* **WORK REQUEST**: Reproduce verbatim all of the data given below, but do not carry over the images.

Records from a collection
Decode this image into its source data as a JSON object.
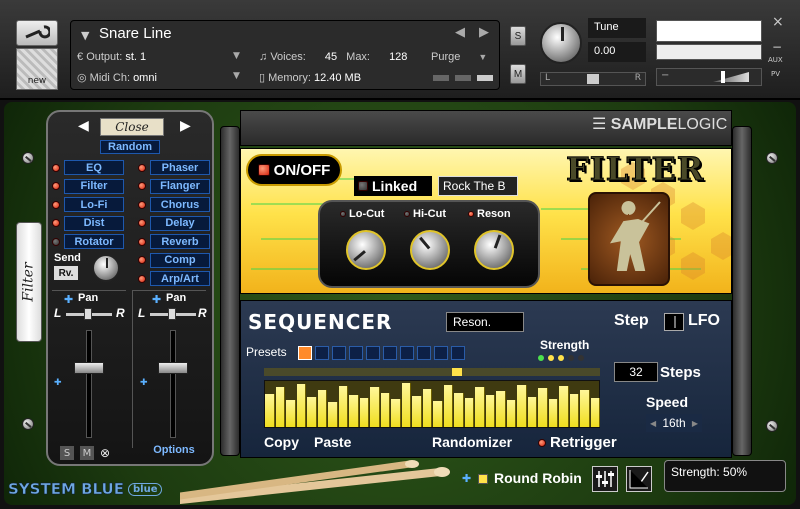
{
  "header": {
    "instrument_name": "Snare Line",
    "output_label": "Output:",
    "output_value": "st. 1",
    "voices_label": "Voices:",
    "voices_value": "45",
    "max_label": "Max:",
    "max_value": "128",
    "purge_label": "Purge",
    "midi_label": "Midi Ch:",
    "midi_value": "omni",
    "memory_label": "Memory:",
    "memory_value": "12.40 MB",
    "new_label": "new",
    "s_label": "S",
    "m_label": "M",
    "tune_label": "Tune",
    "tune_value": "0.00",
    "l_label": "L",
    "r_label": "R",
    "aux_label": "AUX",
    "pv_label": "PV",
    "close_x": "×",
    "minus": "−"
  },
  "left_panel": {
    "close_label": "Close",
    "random_label": "Random",
    "effects_left": [
      "EQ",
      "Filter",
      "Lo-Fi",
      "Dist",
      "Rotator"
    ],
    "effects_right": [
      "Phaser",
      "Flanger",
      "Chorus",
      "Delay",
      "Reverb",
      "Comp",
      "Arp/Art"
    ],
    "send_label": "Send",
    "send_value": "Rv.",
    "pan_label": "Pan",
    "l": "L",
    "r": "R",
    "s": "S",
    "m": "M",
    "options_label": "Options",
    "vertical_tab": "Filter"
  },
  "brand": {
    "logo_text": "SAMPLELOGIC",
    "brand_bold": "SAMPLE",
    "brand_light": "LOGIC",
    "product_name": "SYSTEM BLUE",
    "product_badge": "blue"
  },
  "filter": {
    "onoff_label": "ON/OFF",
    "linked_label": "Linked",
    "preset_value": "Rock The B",
    "title": "FILTER",
    "knobs": [
      "Lo-Cut",
      "Hi-Cut",
      "Reson"
    ]
  },
  "sequencer": {
    "title": "SEQUENCER",
    "target_value": "Reson.",
    "step_label": "Step",
    "lfo_label": "LFO",
    "presets_label": "Presets",
    "strength_label": "Strength",
    "steps_value": "32",
    "steps_label": "Steps",
    "speed_label": "Speed",
    "speed_value": "16th",
    "copy_label": "Copy",
    "paste_label": "Paste",
    "randomizer_label": "Randomizer",
    "retrigger_label": "Retrigger",
    "bar_values": [
      0.72,
      0.86,
      0.58,
      0.93,
      0.65,
      0.8,
      0.55,
      0.9,
      0.7,
      0.62,
      0.88,
      0.75,
      0.6,
      0.95,
      0.68,
      0.82,
      0.57,
      0.91,
      0.73,
      0.64,
      0.87,
      0.69,
      0.78,
      0.59,
      0.92,
      0.66,
      0.84,
      0.61,
      0.89,
      0.71,
      0.8,
      0.63
    ]
  },
  "footer": {
    "round_robin_label": "Round Robin",
    "strength_status": "Strength: 50%"
  }
}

* **OUTPUT OF THE TASK**:
Decode this image into its source data as a JSON object.
{
  "header": {
    "instrument_name": "Snare Line",
    "output_label": "Output:",
    "output_value": "st. 1",
    "voices_label": "Voices:",
    "voices_value": "45",
    "max_label": "Max:",
    "max_value": "128",
    "purge_label": "Purge",
    "midi_label": "Midi Ch:",
    "midi_value": "omni",
    "memory_label": "Memory:",
    "memory_value": "12.40 MB",
    "new_label": "new",
    "s_label": "S",
    "m_label": "M",
    "tune_label": "Tune",
    "tune_value": "0.00",
    "l_label": "L",
    "r_label": "R",
    "aux_label": "AUX",
    "pv_label": "PV",
    "close_x": "×",
    "minus": "−"
  },
  "left_panel": {
    "close_label": "Close",
    "random_label": "Random",
    "effects_left": [
      "EQ",
      "Filter",
      "Lo-Fi",
      "Dist",
      "Rotator"
    ],
    "effects_right": [
      "Phaser",
      "Flanger",
      "Chorus",
      "Delay",
      "Reverb",
      "Comp",
      "Arp/Art"
    ],
    "send_label": "Send",
    "send_value": "Rv.",
    "pan_label": "Pan",
    "l": "L",
    "r": "R",
    "s": "S",
    "m": "M",
    "options_label": "Options",
    "vertical_tab": "Filter"
  },
  "brand": {
    "logo_text": "SAMPLELOGIC",
    "brand_bold": "SAMPLE",
    "brand_light": "LOGIC",
    "product_name": "SYSTEM BLUE",
    "product_badge": "blue"
  },
  "filter": {
    "onoff_label": "ON/OFF",
    "linked_label": "Linked",
    "preset_value": "Rock The B",
    "title": "FILTER",
    "knobs": [
      "Lo-Cut",
      "Hi-Cut",
      "Reson"
    ]
  },
  "sequencer": {
    "title": "SEQUENCER",
    "target_value": "Reson.",
    "step_label": "Step",
    "lfo_label": "LFO",
    "presets_label": "Presets",
    "strength_label": "Strength",
    "steps_value": "32",
    "steps_label": "Steps",
    "speed_label": "Speed",
    "speed_value": "16th",
    "copy_label": "Copy",
    "paste_label": "Paste",
    "randomizer_label": "Randomizer",
    "retrigger_label": "Retrigger",
    "bar_values": [
      0.72,
      0.86,
      0.58,
      0.93,
      0.65,
      0.8,
      0.55,
      0.9,
      0.7,
      0.62,
      0.88,
      0.75,
      0.6,
      0.95,
      0.68,
      0.82,
      0.57,
      0.91,
      0.73,
      0.64,
      0.87,
      0.69,
      0.78,
      0.59,
      0.92,
      0.66,
      0.84,
      0.61,
      0.89,
      0.71,
      0.8,
      0.63
    ]
  },
  "footer": {
    "round_robin_label": "Round Robin",
    "strength_status": "Strength: 50%"
  }
}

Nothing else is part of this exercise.